● GOAL OF THE EXERCISE:
Search the listing for the string "value". Copy every line that has it.

★ ★ ★ ★ ★ ★ ★

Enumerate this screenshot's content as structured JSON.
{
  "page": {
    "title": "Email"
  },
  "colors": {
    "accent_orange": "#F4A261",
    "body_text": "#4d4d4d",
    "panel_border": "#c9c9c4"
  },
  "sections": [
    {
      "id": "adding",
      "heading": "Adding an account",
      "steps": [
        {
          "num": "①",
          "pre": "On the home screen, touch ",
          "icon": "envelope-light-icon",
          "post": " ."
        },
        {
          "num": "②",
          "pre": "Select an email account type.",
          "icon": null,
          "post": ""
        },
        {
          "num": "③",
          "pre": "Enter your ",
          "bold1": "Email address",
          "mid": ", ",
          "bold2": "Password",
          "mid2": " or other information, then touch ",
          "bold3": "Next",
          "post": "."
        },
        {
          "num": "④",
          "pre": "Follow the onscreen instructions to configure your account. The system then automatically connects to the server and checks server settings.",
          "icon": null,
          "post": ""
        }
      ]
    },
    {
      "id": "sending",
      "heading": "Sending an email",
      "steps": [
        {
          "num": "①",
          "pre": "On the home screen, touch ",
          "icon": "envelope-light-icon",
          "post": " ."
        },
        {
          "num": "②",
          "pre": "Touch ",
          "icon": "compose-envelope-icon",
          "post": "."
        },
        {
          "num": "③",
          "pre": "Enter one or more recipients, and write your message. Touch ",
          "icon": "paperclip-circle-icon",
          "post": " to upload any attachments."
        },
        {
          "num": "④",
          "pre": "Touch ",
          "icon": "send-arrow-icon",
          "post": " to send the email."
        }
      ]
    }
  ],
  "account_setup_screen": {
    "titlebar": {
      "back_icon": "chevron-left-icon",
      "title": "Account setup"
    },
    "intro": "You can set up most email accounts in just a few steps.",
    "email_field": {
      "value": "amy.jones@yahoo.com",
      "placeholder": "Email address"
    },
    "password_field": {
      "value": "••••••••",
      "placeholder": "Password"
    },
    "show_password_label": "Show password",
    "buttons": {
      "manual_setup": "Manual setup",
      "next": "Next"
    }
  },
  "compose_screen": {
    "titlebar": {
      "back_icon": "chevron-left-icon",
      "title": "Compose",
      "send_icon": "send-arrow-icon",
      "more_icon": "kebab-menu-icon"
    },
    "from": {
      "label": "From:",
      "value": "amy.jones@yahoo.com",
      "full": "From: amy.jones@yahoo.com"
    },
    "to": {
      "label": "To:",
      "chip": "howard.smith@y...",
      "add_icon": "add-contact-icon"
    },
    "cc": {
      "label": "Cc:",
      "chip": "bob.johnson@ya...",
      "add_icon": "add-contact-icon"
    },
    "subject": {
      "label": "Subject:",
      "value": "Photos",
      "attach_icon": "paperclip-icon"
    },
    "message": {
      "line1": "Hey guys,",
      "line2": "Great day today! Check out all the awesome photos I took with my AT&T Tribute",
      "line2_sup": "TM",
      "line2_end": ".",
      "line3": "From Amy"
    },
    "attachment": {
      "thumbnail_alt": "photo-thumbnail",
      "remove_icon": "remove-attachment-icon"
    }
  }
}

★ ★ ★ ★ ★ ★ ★

● RESULT OF THIS EXERCISE:
      "value": "amy.jones@yahoo.com",
      "value": "••••••••",
      "value": "amy.jones@yahoo.com",
      "value": "Photos",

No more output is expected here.